The clinical operations groups also created interdisciplinary care coordination rounds (ICCRs), or daily rounding teams. “We have multi-disciplinary frontline staffing rounding on patients, identifying those that were beyond the benchmark in terms of expected length of stay, so we put in a lot of additional practice, if you will, into hard-wiring some more preventative work. The aim was to tackle the issues as they come rather than continually look at these retrospectively. All of that, along with better engagement with the physician advisor position, all helped to take the data and translate it into some meaningful results and response,” Kim says.
As a result of this data-driven performance improvement initiative, Franciscan Health has realized $25 million in cost savings, since 2012, as a result of a reduction in length of stay and utilization. “For example, we reduced the use of red blood cells, as a result of changing protocols, verifications and number of units being implemented so that we reduced a lot of waste and unnecessary transfusion of units of blood,” Kim says. The clinical performance improvements also helped to reduce hospital stays, saving more than 25,000 risk-adjusted days over the past five years, which drove the bulk of the cost savings.
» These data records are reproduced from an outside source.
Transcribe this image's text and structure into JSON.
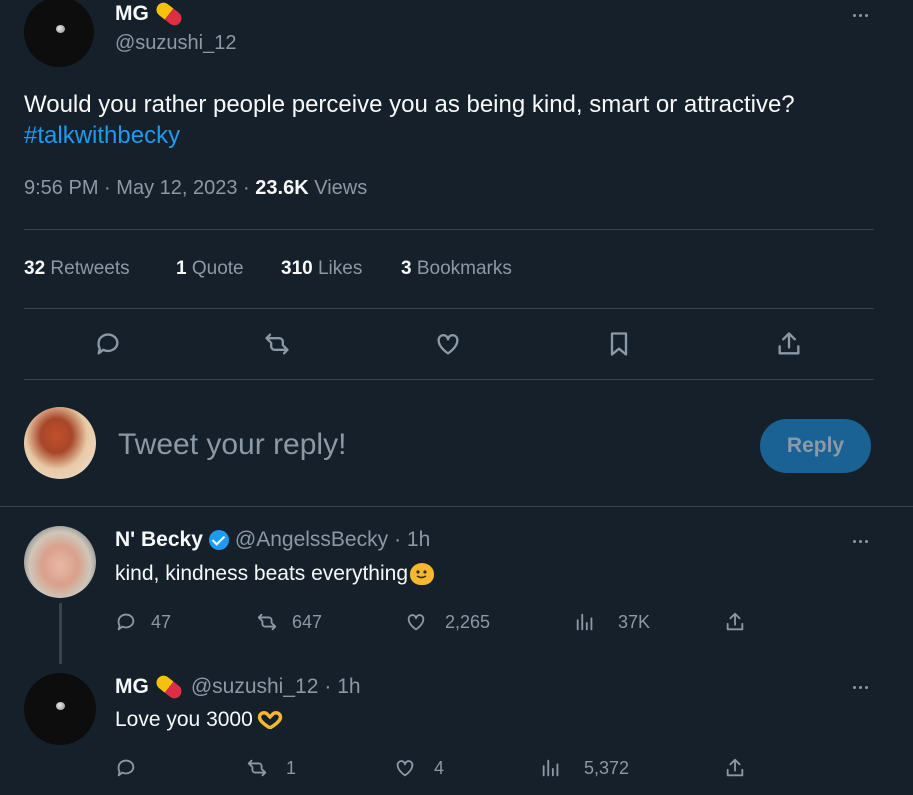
{
  "main_tweet": {
    "display_name": "MG",
    "handle": "@suzushi_12",
    "text": "Would you rather people perceive you as being kind, smart or attractive?",
    "hashtag": "#talkwithbecky",
    "time": "9:56 PM",
    "date": "May 12, 2023",
    "views_count": "23.6K",
    "views_label": "Views",
    "sep": "·",
    "stats": {
      "retweets_count": "32",
      "retweets_label": "Retweets",
      "quotes_count": "1",
      "quotes_label": "Quote",
      "likes_count": "310",
      "likes_label": "Likes",
      "bookmarks_count": "3",
      "bookmarks_label": "Bookmarks"
    }
  },
  "reply_box": {
    "placeholder": "Tweet your reply!",
    "button_label": "Reply"
  },
  "replies": [
    {
      "display_name": "N' Becky",
      "handle": "@AngelssBecky",
      "time": "· 1h",
      "text": "kind, kindness beats everything",
      "reply_count": "47",
      "retweet_count": "647",
      "like_count": "2,265",
      "view_count": "37K"
    },
    {
      "display_name": "MG",
      "handle": "@suzushi_12",
      "time": "· 1h",
      "text": "Love you 3000",
      "reply_count": "",
      "retweet_count": "1",
      "like_count": "4",
      "view_count": "5,372"
    }
  ],
  "colors": {
    "background": "#15202b",
    "text": "#f7f9f9",
    "muted": "#8b98a5",
    "link": "#1d9bf0",
    "border": "#38444d",
    "reply_button": "#1a6194"
  }
}
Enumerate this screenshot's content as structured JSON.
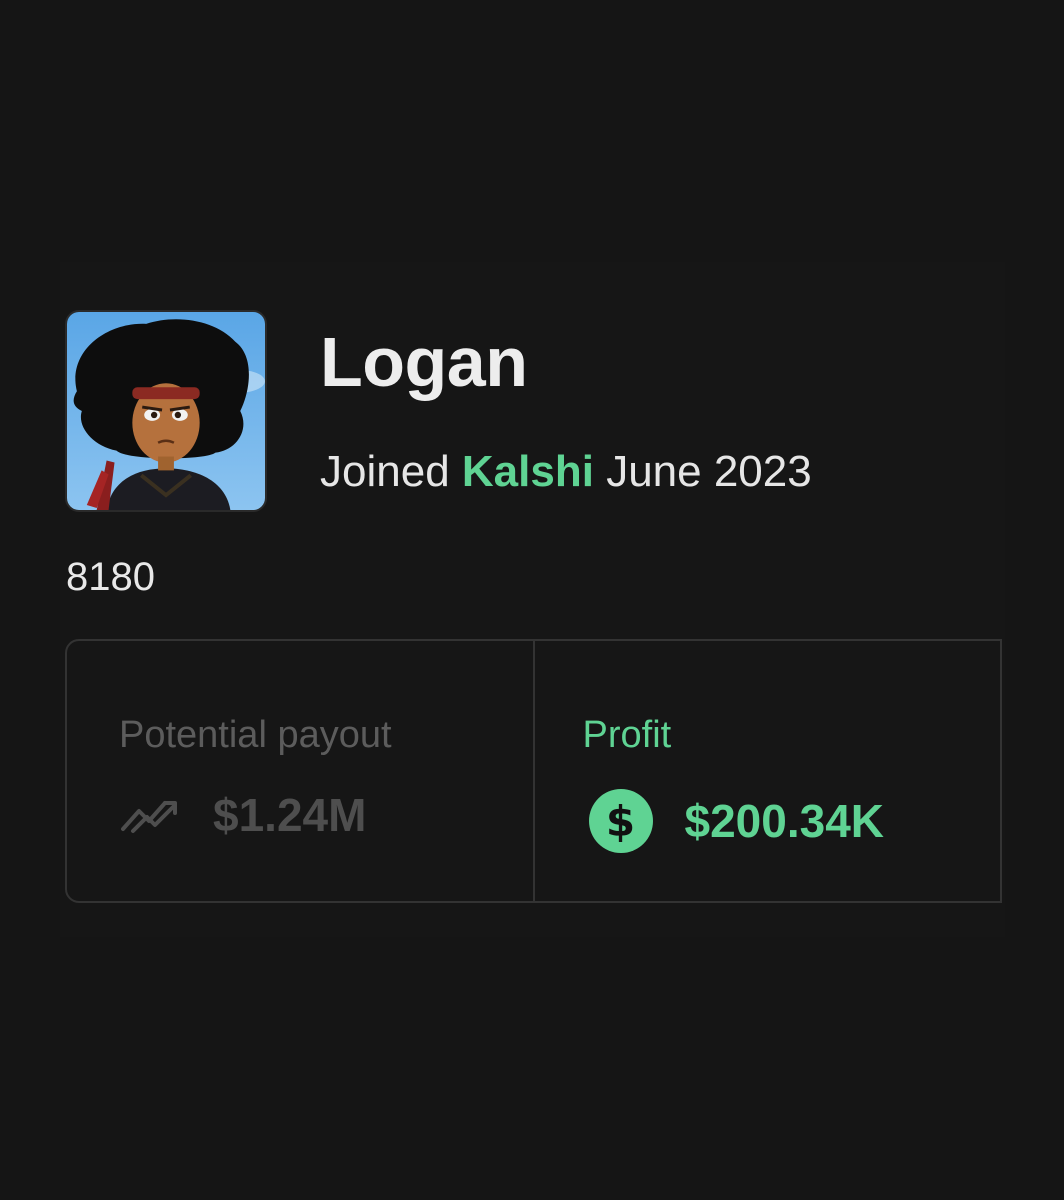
{
  "profile": {
    "name": "Logan",
    "joined_prefix": "Joined",
    "joined_brand": "Kalshi",
    "joined_date": "June 2023",
    "score": "8180"
  },
  "stats": {
    "potential_payout": {
      "label": "Potential payout",
      "value": "$1.24M",
      "icon": "trend-up-icon"
    },
    "profit": {
      "label": "Profit",
      "value": "$200.34K",
      "icon": "dollar-circle-icon",
      "symbol": "$"
    }
  },
  "colors": {
    "background": "#151515",
    "accent": "#5fd393",
    "muted": "#5c5c5c",
    "text": "#ededed",
    "border": "#333333"
  }
}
Kim notes that while technology is foundational to this work, getting the right stakeholders to the table to help drive compliance and standardization is vital for success.
“As a data person, it’s important to have strong content, strong engines to help you analyze, risk adjust and drill into the data so you can dispel any anecdotes or confirm anecdotes. To me, it’s an iterative process, starting with the overall high-level metrics and getting feedback from all the stakeholders, nursing, physicians, clinical departments and support staff, to help us identify opportunities to drill into them. You don’t just want analysts in a back room crunching numbers, but having data being presented and having them better engaged in talking about data and why that drives change, in terms of what you measure is what you can change. I think all that became very tangible for us when we created these groups so that they review the information and better understand how to interpret and how to drill down into those opportunities,” he says.
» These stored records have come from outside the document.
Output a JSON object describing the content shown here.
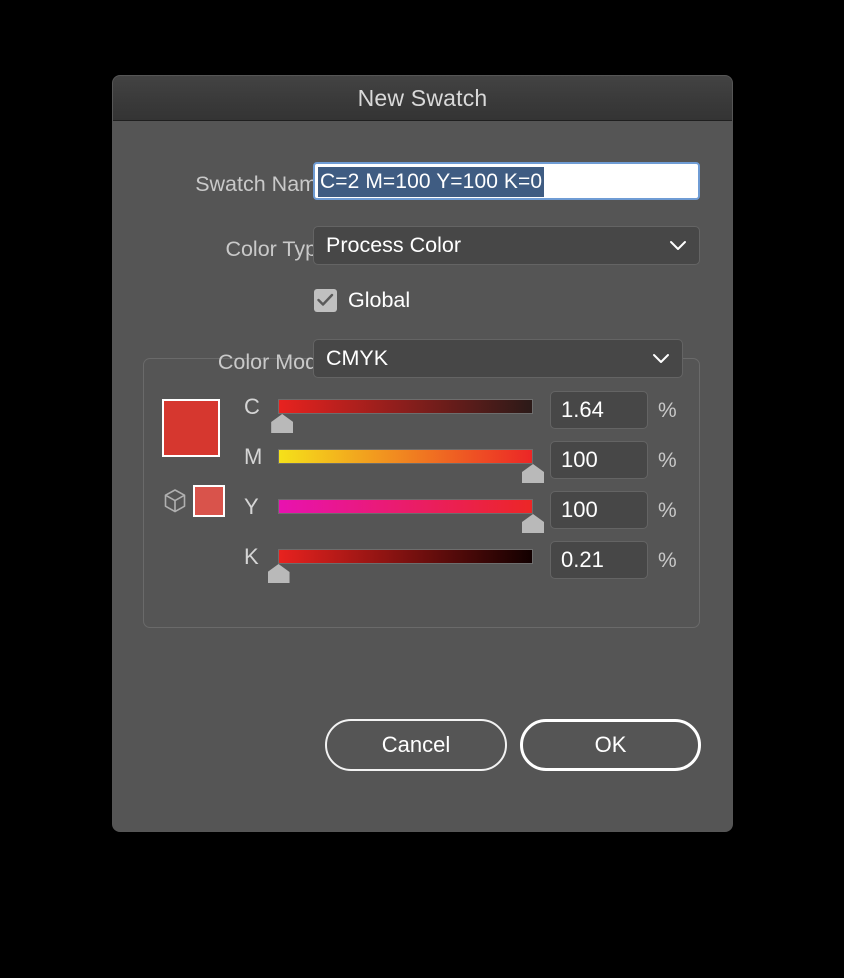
{
  "dialog": {
    "title": "New Swatch"
  },
  "fields": {
    "swatch_name_label": "Swatch Name:",
    "swatch_name_value": "C=2 M=100 Y=100 K=0",
    "color_type_label": "Color Type:",
    "color_type_value": "Process Color",
    "global_label": "Global",
    "global_checked": true,
    "color_mode_label": "Color Mode:",
    "color_mode_value": "CMYK"
  },
  "preview": {
    "swatch_color": "#d6372f",
    "alt_swatch_color": "#d9534b",
    "gamut_icon": "color-cube-icon"
  },
  "sliders": [
    {
      "channel": "C",
      "value": "1.64",
      "unit": "%",
      "percent": 1.64,
      "gradient_from": "#e8221f",
      "gradient_to": "#2b1a18"
    },
    {
      "channel": "M",
      "value": "100",
      "unit": "%",
      "percent": 100,
      "gradient_from": "#f5e11a",
      "gradient_to": "#ec2626"
    },
    {
      "channel": "Y",
      "value": "100",
      "unit": "%",
      "percent": 100,
      "gradient_from": "#e812b0",
      "gradient_to": "#ec2626"
    },
    {
      "channel": "K",
      "value": "0.21",
      "unit": "%",
      "percent": 0.21,
      "gradient_from": "#e8221f",
      "gradient_to": "#120000"
    }
  ],
  "buttons": {
    "cancel_label": "Cancel",
    "ok_label": "OK"
  },
  "icons": {
    "chevron_down": "chevron-down-icon",
    "checkmark": "check-icon"
  }
}
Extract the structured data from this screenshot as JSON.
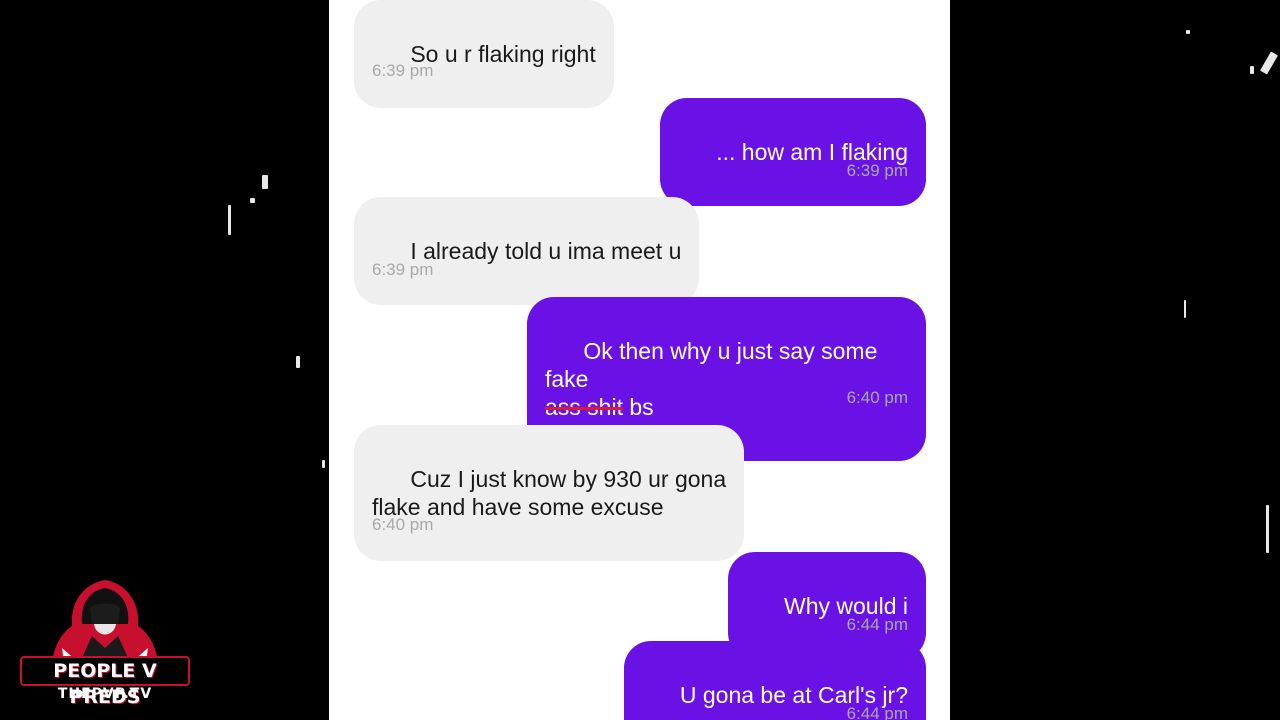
{
  "messages": [
    {
      "direction": "in",
      "text": "So u r flaking right",
      "time": "6:39 pm"
    },
    {
      "direction": "out",
      "text": "... how am I flaking",
      "time": "6:39 pm"
    },
    {
      "direction": "in",
      "text": "I already told u ima meet u",
      "time": "6:39 pm"
    },
    {
      "direction": "out",
      "text_line1": "Ok then why u just say some fake",
      "text_struck": "ass shit",
      "text_after": " bs",
      "time": "6:40 pm"
    },
    {
      "direction": "in",
      "text": "Cuz I just know by 930 ur gona\nflake and have some excuse",
      "time": "6:40 pm"
    },
    {
      "direction": "out",
      "text": "Why would i",
      "time": "6:44 pm"
    },
    {
      "direction": "out",
      "text": "U gona be at Carl's jr?",
      "time": "6:44 pm"
    }
  ],
  "watermark": {
    "title": "PEOPLE V PREDS",
    "subtitle": "THEPVP.TV",
    "icon": "hooded-figure-icon",
    "accent_color": "#c8102e"
  },
  "colors": {
    "incoming_bubble": "#efefef",
    "outgoing_bubble": "#6a12e6",
    "timestamp": "#a9a9a9",
    "background": "#000000"
  }
}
While these efforts have driven significant results so far, the performance improvement work continues, Kim says. “We’re still working on improving and hard wiring changes and processes. Sometimes it takes another system push to reinvigorate efforts. We’re doing the same thing now with identifying new benchmarks and really trying to transform some of the processes that we have today.”
He adds, “It’s always a back and forth in terms of identifying new benchmarks, knowing that, nationally, everybody improves on length of stay and readmissions. Even though we may improve, we know it’s a moving target. Many penalties are based on a curve; if you’re in the bottom quartile, you have to work twice as hard to get out of that area since everybody is trying to improve in the same initiative.”
Moving forward, Franciscan Health leaders are focused on using to data to shift from retrospective analysis to real-time care practice, he says. “A buzzword I hear now, and we certainly use it too, is predictive analytics, being able to better manage populations and using data to give us indicators as to, is this patient highly likely to be readmitted?”
“To me, that takes a lot of integration in the future,” he adds, “and that’s an area that we are constantly striving for, that integration of data, both for retrospective as well as predictive analytics. Retrospectively, we’re still connecting the dots on the cost of a complication, the cost of worsening performance, and linking also to patient satisfaction. That’s a key component that a lot of people are realizing—that highly satisfied patients typically are the ones that are hitting those benchmarks as well. Being able to link all of those areas and understand the correlations of each is a continued exploration for us,” he says.